(Description of the task): Give back the lines below verbatim, omitting all pictures.

Exercise data START

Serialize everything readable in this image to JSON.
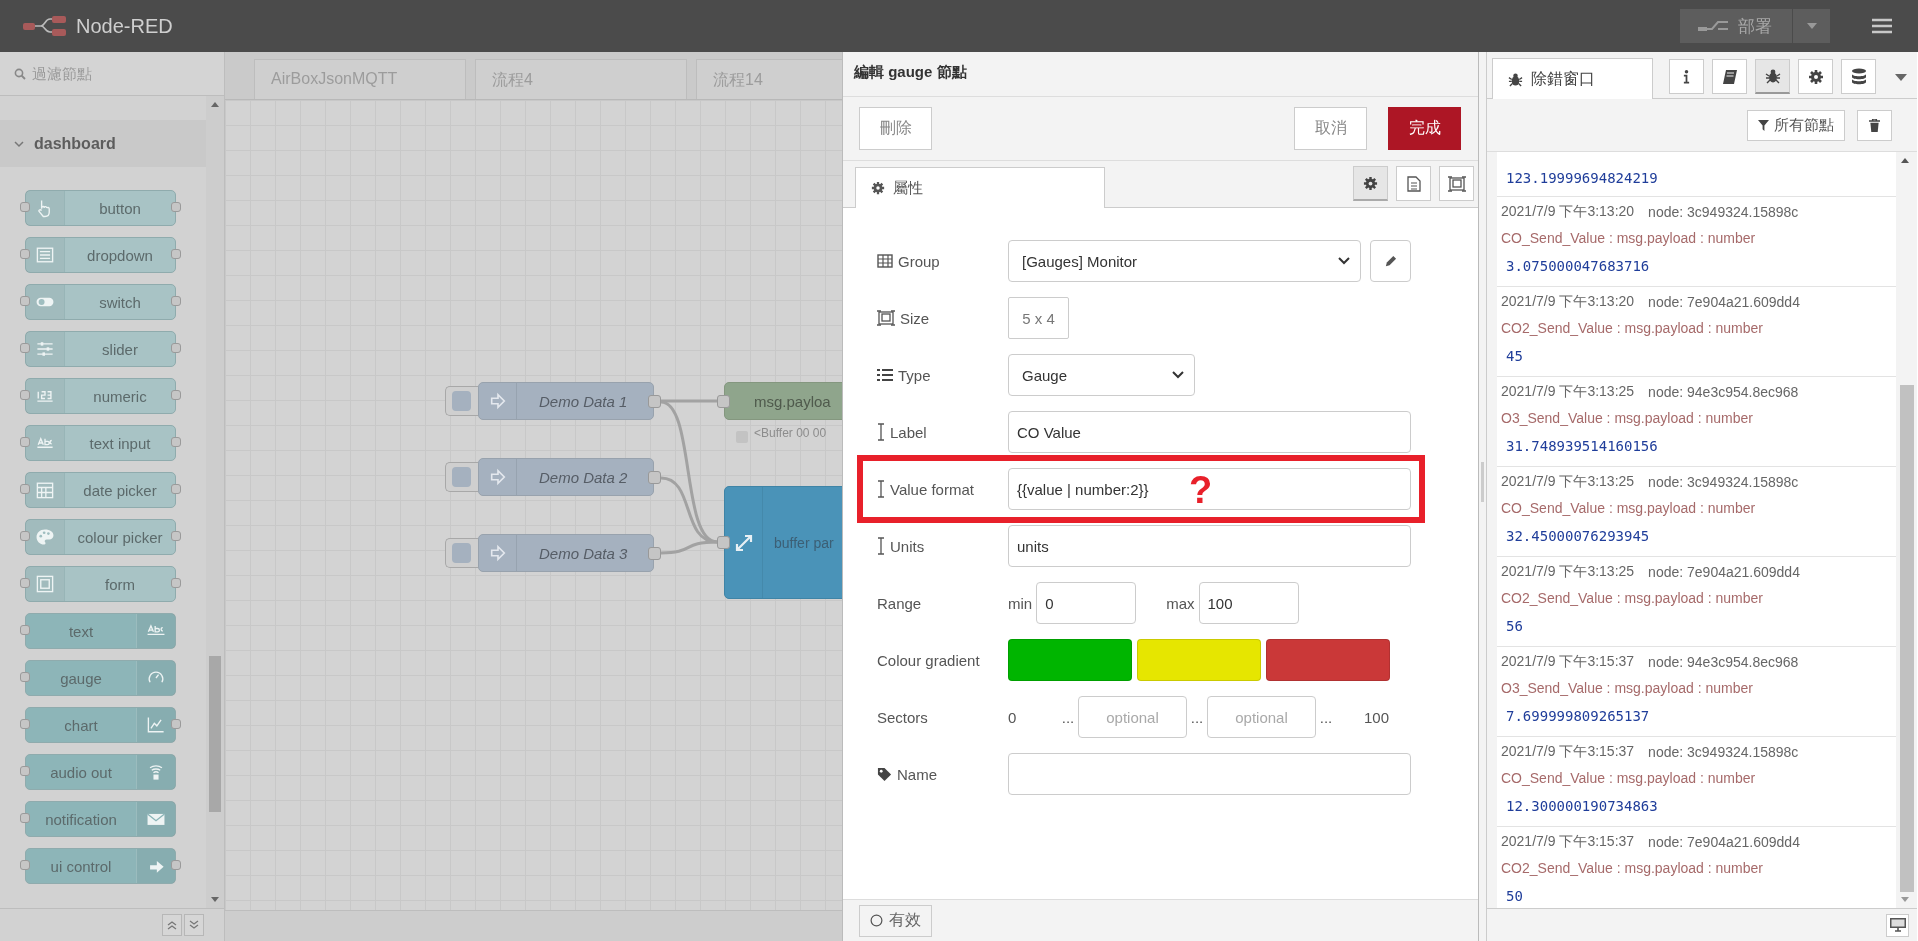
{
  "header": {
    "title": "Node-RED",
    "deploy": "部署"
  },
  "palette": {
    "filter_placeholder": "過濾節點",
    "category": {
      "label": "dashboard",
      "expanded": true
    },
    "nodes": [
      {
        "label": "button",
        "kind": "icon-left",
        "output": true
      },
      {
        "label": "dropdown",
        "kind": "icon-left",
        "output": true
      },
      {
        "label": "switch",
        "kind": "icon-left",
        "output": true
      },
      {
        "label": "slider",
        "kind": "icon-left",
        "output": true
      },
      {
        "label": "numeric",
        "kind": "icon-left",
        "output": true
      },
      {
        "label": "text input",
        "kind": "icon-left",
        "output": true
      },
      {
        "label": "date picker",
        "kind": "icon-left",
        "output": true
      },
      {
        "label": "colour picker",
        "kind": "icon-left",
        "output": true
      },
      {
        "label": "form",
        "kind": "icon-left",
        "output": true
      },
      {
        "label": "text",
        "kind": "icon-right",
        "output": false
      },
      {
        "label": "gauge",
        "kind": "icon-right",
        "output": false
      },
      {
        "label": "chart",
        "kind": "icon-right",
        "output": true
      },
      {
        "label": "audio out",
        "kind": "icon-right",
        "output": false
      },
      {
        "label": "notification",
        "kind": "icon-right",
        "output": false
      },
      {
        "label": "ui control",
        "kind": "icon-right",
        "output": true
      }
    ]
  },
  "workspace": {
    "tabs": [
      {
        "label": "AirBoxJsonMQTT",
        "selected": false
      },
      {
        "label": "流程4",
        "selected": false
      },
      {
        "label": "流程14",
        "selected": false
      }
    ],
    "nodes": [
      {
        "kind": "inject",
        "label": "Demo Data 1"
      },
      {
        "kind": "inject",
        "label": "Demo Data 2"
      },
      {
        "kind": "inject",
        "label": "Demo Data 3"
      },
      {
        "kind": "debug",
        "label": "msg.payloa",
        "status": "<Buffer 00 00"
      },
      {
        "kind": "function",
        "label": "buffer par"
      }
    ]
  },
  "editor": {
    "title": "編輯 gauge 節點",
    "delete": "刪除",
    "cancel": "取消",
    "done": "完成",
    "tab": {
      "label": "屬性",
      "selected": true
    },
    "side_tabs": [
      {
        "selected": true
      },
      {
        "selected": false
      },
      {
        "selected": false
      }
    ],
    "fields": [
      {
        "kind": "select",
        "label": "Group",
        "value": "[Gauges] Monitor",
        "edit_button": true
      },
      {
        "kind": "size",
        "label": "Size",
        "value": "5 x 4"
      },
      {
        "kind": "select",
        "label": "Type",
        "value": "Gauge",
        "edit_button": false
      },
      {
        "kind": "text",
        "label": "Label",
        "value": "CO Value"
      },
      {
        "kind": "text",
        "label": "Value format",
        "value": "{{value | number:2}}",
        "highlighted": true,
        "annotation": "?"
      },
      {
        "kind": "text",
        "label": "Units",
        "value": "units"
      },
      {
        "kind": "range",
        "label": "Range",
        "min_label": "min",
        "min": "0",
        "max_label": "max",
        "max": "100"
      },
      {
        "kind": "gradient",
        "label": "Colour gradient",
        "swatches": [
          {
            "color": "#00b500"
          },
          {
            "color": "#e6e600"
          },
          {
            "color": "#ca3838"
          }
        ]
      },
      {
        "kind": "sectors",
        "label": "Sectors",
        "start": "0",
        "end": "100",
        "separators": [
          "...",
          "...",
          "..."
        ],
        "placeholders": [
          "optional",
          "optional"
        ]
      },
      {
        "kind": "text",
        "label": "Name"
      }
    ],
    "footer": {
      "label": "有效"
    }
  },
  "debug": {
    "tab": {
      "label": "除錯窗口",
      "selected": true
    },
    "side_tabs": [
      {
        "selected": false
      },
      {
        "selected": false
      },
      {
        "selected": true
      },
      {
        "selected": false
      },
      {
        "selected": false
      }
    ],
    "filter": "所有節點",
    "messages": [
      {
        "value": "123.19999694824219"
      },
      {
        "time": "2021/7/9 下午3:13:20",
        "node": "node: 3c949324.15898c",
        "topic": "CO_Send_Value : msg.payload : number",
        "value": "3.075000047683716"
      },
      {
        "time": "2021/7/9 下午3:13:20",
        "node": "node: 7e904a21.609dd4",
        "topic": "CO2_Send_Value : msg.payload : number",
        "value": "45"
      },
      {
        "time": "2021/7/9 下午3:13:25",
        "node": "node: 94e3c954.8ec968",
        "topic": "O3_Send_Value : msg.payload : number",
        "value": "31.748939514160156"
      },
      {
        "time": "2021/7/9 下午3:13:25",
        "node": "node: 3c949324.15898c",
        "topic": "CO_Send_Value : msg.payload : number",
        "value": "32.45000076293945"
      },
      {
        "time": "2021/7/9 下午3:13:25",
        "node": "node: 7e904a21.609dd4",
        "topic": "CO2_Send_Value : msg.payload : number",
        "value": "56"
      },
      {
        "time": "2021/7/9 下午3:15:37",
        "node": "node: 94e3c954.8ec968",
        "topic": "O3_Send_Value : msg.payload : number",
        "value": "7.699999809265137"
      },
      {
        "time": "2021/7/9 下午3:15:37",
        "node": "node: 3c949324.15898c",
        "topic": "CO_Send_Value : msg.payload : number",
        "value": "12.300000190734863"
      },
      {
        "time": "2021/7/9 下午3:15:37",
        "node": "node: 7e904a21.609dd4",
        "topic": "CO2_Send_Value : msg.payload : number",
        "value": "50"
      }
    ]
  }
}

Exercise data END

(Your response):
Serialize everything readable in this image to JSON.
{
  "header": {
    "title": "Node-RED",
    "deploy": "部署"
  },
  "palette": {
    "filter_placeholder": "過濾節點",
    "category": {
      "label": "dashboard",
      "expanded": true
    },
    "nodes": [
      {
        "label": "button",
        "kind": "icon-left",
        "output": true
      },
      {
        "label": "dropdown",
        "kind": "icon-left",
        "output": true
      },
      {
        "label": "switch",
        "kind": "icon-left",
        "output": true
      },
      {
        "label": "slider",
        "kind": "icon-left",
        "output": true
      },
      {
        "label": "numeric",
        "kind": "icon-left",
        "output": true
      },
      {
        "label": "text input",
        "kind": "icon-left",
        "output": true
      },
      {
        "label": "date picker",
        "kind": "icon-left",
        "output": true
      },
      {
        "label": "colour picker",
        "kind": "icon-left",
        "output": true
      },
      {
        "label": "form",
        "kind": "icon-left",
        "output": true
      },
      {
        "label": "text",
        "kind": "icon-right",
        "output": false
      },
      {
        "label": "gauge",
        "kind": "icon-right",
        "output": false
      },
      {
        "label": "chart",
        "kind": "icon-right",
        "output": true
      },
      {
        "label": "audio out",
        "kind": "icon-right",
        "output": false
      },
      {
        "label": "notification",
        "kind": "icon-right",
        "output": false
      },
      {
        "label": "ui control",
        "kind": "icon-right",
        "output": true
      }
    ]
  },
  "workspace": {
    "tabs": [
      {
        "label": "AirBoxJsonMQTT",
        "selected": false
      },
      {
        "label": "流程4",
        "selected": false
      },
      {
        "label": "流程14",
        "selected": false
      }
    ],
    "nodes": [
      {
        "kind": "inject",
        "label": "Demo Data 1"
      },
      {
        "kind": "inject",
        "label": "Demo Data 2"
      },
      {
        "kind": "inject",
        "label": "Demo Data 3"
      },
      {
        "kind": "debug",
        "label": "msg.payloa",
        "status": "<Buffer 00 00"
      },
      {
        "kind": "function",
        "label": "buffer par"
      }
    ]
  },
  "editor": {
    "title": "編輯 gauge 節點",
    "delete": "刪除",
    "cancel": "取消",
    "done": "完成",
    "tab": {
      "label": "屬性",
      "selected": true
    },
    "side_tabs": [
      {
        "selected": true
      },
      {
        "selected": false
      },
      {
        "selected": false
      }
    ],
    "fields": [
      {
        "kind": "select",
        "label": "Group",
        "value": "[Gauges] Monitor",
        "edit_button": true
      },
      {
        "kind": "size",
        "label": "Size",
        "value": "5 x 4"
      },
      {
        "kind": "select",
        "label": "Type",
        "value": "Gauge",
        "edit_button": false
      },
      {
        "kind": "text",
        "label": "Label",
        "value": "CO Value"
      },
      {
        "kind": "text",
        "label": "Value format",
        "value": "{{value | number:2}}",
        "highlighted": true,
        "annotation": "?"
      },
      {
        "kind": "text",
        "label": "Units",
        "value": "units"
      },
      {
        "kind": "range",
        "label": "Range",
        "min_label": "min",
        "min": "0",
        "max_label": "max",
        "max": "100"
      },
      {
        "kind": "gradient",
        "label": "Colour gradient",
        "swatches": [
          {
            "color": "#00b500"
          },
          {
            "color": "#e6e600"
          },
          {
            "color": "#ca3838"
          }
        ]
      },
      {
        "kind": "sectors",
        "label": "Sectors",
        "start": "0",
        "end": "100",
        "separators": [
          "...",
          "...",
          "..."
        ],
        "placeholders": [
          "optional",
          "optional"
        ]
      },
      {
        "kind": "text",
        "label": "Name"
      }
    ],
    "footer": {
      "label": "有效"
    }
  },
  "debug": {
    "tab": {
      "label": "除錯窗口",
      "selected": true
    },
    "side_tabs": [
      {
        "selected": false
      },
      {
        "selected": false
      },
      {
        "selected": true
      },
      {
        "selected": false
      },
      {
        "selected": false
      }
    ],
    "filter": "所有節點",
    "messages": [
      {
        "value": "123.19999694824219"
      },
      {
        "time": "2021/7/9 下午3:13:20",
        "node": "node: 3c949324.15898c",
        "topic": "CO_Send_Value : msg.payload : number",
        "value": "3.075000047683716"
      },
      {
        "time": "2021/7/9 下午3:13:20",
        "node": "node: 7e904a21.609dd4",
        "topic": "CO2_Send_Value : msg.payload : number",
        "value": "45"
      },
      {
        "time": "2021/7/9 下午3:13:25",
        "node": "node: 94e3c954.8ec968",
        "topic": "O3_Send_Value : msg.payload : number",
        "value": "31.748939514160156"
      },
      {
        "time": "2021/7/9 下午3:13:25",
        "node": "node: 3c949324.15898c",
        "topic": "CO_Send_Value : msg.payload : number",
        "value": "32.45000076293945"
      },
      {
        "time": "2021/7/9 下午3:13:25",
        "node": "node: 7e904a21.609dd4",
        "topic": "CO2_Send_Value : msg.payload : number",
        "value": "56"
      },
      {
        "time": "2021/7/9 下午3:15:37",
        "node": "node: 94e3c954.8ec968",
        "topic": "O3_Send_Value : msg.payload : number",
        "value": "7.699999809265137"
      },
      {
        "time": "2021/7/9 下午3:15:37",
        "node": "node: 3c949324.15898c",
        "topic": "CO_Send_Value : msg.payload : number",
        "value": "12.300000190734863"
      },
      {
        "time": "2021/7/9 下午3:15:37",
        "node": "node: 7e904a21.609dd4",
        "topic": "CO2_Send_Value : msg.payload : number",
        "value": "50"
      }
    ]
  }
}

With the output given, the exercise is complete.